[Interface dataset entries]
+ + + +
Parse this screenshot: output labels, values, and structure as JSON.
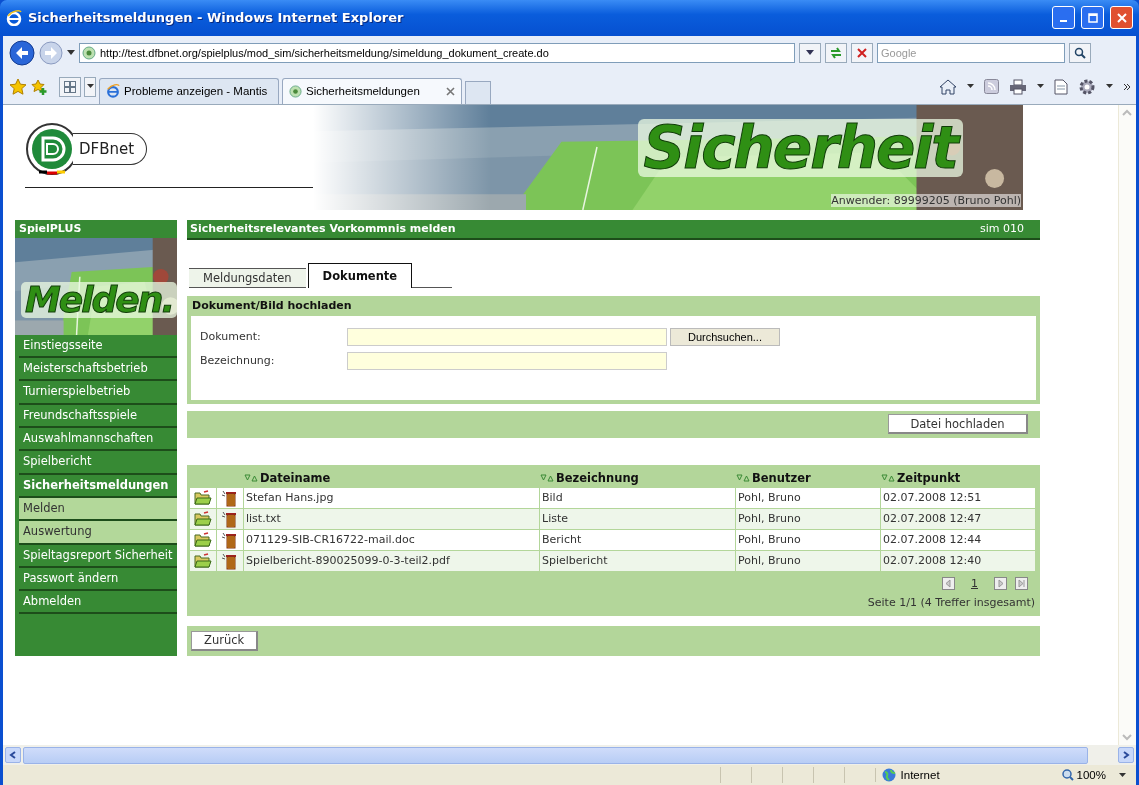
{
  "window": {
    "title": "Sicherheitsmeldungen - Windows Internet Explorer"
  },
  "address_bar": {
    "url": "http://test.dfbnet.org/spielplus/mod_sim/sicherheitsmeldung/simeldung_dokument_create.do"
  },
  "search": {
    "placeholder": "Google"
  },
  "browser_tabs": [
    {
      "label": "Probleme anzeigen - Mantis",
      "selected": false
    },
    {
      "label": "Sicherheitsmeldungen",
      "selected": true
    }
  ],
  "header": {
    "logo_text": "DFBnet",
    "banner_title": "Sicherheit",
    "user": "Anwender: 89999205 (Bruno Pohl)"
  },
  "sidebar": {
    "title": "SpielPLUS",
    "picture_caption": "Melden.",
    "items": [
      {
        "label": "Einstiegsseite",
        "kind": "item",
        "selected": false
      },
      {
        "label": "Meisterschaftsbetrieb",
        "kind": "item",
        "selected": false
      },
      {
        "label": "Turnierspielbetrieb",
        "kind": "item",
        "selected": false
      },
      {
        "label": "Freundschaftsspiele",
        "kind": "item",
        "selected": false
      },
      {
        "label": "Auswahlmannschaften",
        "kind": "item",
        "selected": false
      },
      {
        "label": "Spielbericht",
        "kind": "item",
        "selected": false
      },
      {
        "label": "Sicherheitsmeldungen",
        "kind": "item",
        "selected": true
      },
      {
        "label": "Melden",
        "kind": "subitem",
        "selected": false
      },
      {
        "label": "Auswertung",
        "kind": "subitem",
        "selected": false
      },
      {
        "label": "Spieltagsreport Sicherheit",
        "kind": "item",
        "selected": false
      },
      {
        "label": "Passwort ändern",
        "kind": "item",
        "selected": false
      },
      {
        "label": "Abmelden",
        "kind": "item",
        "selected": false
      }
    ]
  },
  "main": {
    "title": "Sicherheitsrelevantes Vorkommnis melden",
    "code": "sim 010",
    "tabs": [
      {
        "label": "Meldungsdaten",
        "selected": false
      },
      {
        "label": "Dokumente",
        "selected": true
      }
    ],
    "upload": {
      "title": "Dokument/Bild hochladen",
      "document_label": "Dokument:",
      "browse_button": "Durchsuchen...",
      "name_label": "Bezeichnung:",
      "submit_button": "Datei hochladen"
    },
    "table": {
      "columns": [
        "Dateiname",
        "Bezeichnung",
        "Benutzer",
        "Zeitpunkt"
      ],
      "rows": [
        [
          "Stefan Hans.jpg",
          "Bild",
          "Pohl, Bruno",
          "02.07.2008 12:51"
        ],
        [
          "list.txt",
          "Liste",
          "Pohl, Bruno",
          "02.07.2008 12:47"
        ],
        [
          "071129-SIB-CR16722-mail.doc",
          "Bericht",
          "Pohl, Bruno",
          "02.07.2008 12:44"
        ],
        [
          "Spielbericht-890025099-0-3-teil2.pdf",
          "Spielbericht",
          "Pohl, Bruno",
          "02.07.2008 12:40"
        ]
      ],
      "page": "1",
      "summary": "Seite 1/1 (4 Treffer insgesamt)"
    },
    "back_button": "Zurück"
  },
  "status_bar": {
    "zone": "Internet",
    "zoom": "100%"
  }
}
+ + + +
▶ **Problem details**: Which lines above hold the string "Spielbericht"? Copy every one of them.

▶ **Your response**:
        "label": "Spielbericht",
          "Spielbericht-890025099-0-3-teil2.pdf",
          "Spielbericht",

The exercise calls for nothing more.